Royce Melborn, a skilled thief, and his mercenary partner, Hadrian Blackwater, make a profitable living carrying out dangerous assignments for conspiring nobles—until they are hired to pilfer a famed sword. What appears to be just a simple job finds them framed for the murder of the king and trapped in a conspiracy that uncovers a plot far greater than the mere overthrow of a tiny kingdom. Can a self-serving thief and an idealistic swordsman survive long enough to unravel the first part of an ancient mystery that has toppled kings and destroyed empires in order to keep a secret too terrible for the world to know? Sullivan’s six-volume Riyria Revelations series was published with limited distribution before being picked up by Orbit earlier this year. This volume incorporates the first two novels in the series, The Crown Conspiracy and Avempartha. The four subsequent titles will be published in two omnibus editions in December and January.

Honor Among Thieves, by David Chandler (Nov. 29, Harper Voyager)

When allies become enemies, to whom can a clever thief turn? Armed with one of seven Ancient Blades, Malden was chosen by Fate to act as savior—and failed dismally. And now there is no stopping the barbarian hordes from invading and pillaging the kingdom of Skrae. Suddenly, friends and former supporters alike covet the young hero’s magic while seeking his destruction. It will take more than Malden’s makeshift army of harlots and cutpurses to preserve a realm. Third in the Ancient Blades series.

Broken Blade, by Kelly McCullough (Nov. 29, Ace)

Once a fabled Blade of Namara, Aral Kingslayer fought for justice and his goddess alongside his familiar, a living shadow called Triss. Now with their goddess murdered and her temple destroyed, they are among the last of their kind. Surviving on the fringes of society, Aral becomes a drunken, broken, and wanted man, working whatever shadowy deal comes his way. Until a mysterious woman hires him to deliver a secret message-one that can either redeem him or doom him.

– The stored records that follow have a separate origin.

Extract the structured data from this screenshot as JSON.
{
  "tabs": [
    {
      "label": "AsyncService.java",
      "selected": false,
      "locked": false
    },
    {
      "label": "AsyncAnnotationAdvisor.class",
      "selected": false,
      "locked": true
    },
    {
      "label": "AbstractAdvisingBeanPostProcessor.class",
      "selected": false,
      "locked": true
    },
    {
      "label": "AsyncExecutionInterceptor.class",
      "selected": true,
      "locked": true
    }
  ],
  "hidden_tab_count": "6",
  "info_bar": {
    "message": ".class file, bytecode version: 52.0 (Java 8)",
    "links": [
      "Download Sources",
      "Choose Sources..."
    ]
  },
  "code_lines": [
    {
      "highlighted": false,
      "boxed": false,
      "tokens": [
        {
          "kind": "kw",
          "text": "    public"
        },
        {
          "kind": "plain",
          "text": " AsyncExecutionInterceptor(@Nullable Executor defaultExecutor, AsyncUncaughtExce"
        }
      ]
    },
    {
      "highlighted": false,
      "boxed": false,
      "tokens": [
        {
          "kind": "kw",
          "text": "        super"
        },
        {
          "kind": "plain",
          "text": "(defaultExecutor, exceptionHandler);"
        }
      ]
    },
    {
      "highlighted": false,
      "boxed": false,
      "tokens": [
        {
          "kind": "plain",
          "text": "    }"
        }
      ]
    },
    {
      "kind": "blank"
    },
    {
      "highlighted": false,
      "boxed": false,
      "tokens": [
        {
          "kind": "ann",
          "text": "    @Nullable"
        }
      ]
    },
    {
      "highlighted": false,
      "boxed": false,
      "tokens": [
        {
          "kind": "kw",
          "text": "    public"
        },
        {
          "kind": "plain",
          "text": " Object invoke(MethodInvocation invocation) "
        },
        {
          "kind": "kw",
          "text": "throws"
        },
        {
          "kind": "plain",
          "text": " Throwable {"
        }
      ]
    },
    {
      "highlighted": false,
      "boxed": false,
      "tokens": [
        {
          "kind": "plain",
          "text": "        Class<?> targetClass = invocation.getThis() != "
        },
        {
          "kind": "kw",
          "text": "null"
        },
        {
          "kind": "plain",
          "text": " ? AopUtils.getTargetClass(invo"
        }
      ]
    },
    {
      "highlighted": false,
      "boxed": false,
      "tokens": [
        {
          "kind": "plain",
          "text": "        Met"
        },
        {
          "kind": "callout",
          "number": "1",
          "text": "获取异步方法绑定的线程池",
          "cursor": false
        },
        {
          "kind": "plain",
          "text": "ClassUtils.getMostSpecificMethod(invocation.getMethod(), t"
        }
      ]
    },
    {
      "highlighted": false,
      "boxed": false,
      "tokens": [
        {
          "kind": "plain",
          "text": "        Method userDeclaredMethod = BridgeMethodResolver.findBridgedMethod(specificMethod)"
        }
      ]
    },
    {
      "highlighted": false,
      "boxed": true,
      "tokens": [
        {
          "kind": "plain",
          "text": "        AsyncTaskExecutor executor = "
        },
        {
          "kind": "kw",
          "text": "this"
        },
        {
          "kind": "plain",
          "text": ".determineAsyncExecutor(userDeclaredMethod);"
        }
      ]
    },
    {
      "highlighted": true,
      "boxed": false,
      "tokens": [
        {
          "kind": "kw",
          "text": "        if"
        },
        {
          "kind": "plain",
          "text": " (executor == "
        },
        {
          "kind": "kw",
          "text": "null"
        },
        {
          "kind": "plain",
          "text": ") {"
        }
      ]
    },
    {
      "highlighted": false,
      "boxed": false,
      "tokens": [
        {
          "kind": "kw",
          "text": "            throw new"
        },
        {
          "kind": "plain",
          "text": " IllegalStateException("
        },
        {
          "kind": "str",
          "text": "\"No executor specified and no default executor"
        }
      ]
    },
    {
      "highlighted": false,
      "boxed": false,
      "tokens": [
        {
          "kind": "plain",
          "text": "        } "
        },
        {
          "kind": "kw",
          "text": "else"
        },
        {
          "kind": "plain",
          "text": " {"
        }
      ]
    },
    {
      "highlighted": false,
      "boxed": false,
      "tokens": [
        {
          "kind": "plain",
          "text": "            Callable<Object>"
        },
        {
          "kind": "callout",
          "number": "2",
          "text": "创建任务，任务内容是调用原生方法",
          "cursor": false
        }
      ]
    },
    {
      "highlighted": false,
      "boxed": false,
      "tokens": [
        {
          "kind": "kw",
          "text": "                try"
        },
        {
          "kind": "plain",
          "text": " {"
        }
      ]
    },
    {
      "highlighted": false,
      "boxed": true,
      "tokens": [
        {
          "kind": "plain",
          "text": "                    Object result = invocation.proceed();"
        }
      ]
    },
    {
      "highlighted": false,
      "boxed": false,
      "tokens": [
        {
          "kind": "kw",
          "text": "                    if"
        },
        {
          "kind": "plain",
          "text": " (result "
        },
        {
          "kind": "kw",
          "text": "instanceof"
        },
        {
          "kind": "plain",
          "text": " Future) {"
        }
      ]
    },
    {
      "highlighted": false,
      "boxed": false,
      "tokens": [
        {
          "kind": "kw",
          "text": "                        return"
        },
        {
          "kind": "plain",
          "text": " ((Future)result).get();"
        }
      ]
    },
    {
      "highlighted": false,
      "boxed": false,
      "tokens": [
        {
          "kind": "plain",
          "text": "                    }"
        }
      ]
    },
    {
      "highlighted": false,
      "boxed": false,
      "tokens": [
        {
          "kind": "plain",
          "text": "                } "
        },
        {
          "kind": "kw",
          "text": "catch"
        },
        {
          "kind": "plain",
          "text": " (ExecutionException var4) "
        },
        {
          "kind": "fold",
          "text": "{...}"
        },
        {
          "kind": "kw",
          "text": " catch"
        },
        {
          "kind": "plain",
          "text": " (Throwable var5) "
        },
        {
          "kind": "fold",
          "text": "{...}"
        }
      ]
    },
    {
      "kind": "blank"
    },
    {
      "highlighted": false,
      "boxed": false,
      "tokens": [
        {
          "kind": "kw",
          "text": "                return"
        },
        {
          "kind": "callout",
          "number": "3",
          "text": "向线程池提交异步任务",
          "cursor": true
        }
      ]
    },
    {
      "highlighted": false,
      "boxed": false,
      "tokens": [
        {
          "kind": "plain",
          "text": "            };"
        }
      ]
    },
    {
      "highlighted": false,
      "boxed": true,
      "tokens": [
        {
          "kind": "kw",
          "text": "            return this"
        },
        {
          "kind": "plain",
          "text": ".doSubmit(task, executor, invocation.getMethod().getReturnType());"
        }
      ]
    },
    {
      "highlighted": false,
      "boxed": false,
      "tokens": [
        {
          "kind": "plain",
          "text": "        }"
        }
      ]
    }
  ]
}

Author Suzanne Johnson is a book geek with a fondness for a good dystopia. Her new urban fantasy series, scheduled to begin with the release of Royal Street in April 2012 by Tor Books, is set in New Orleans during and after Hurricane Katrina. Find Suzanne on Twitter.


Back to the top of the page


This post is closed for comments.

Our Privacy Notice has been updated to explain how we use cookies, which you accept by continuing to use this website. To withdraw your consent, see Your Choices.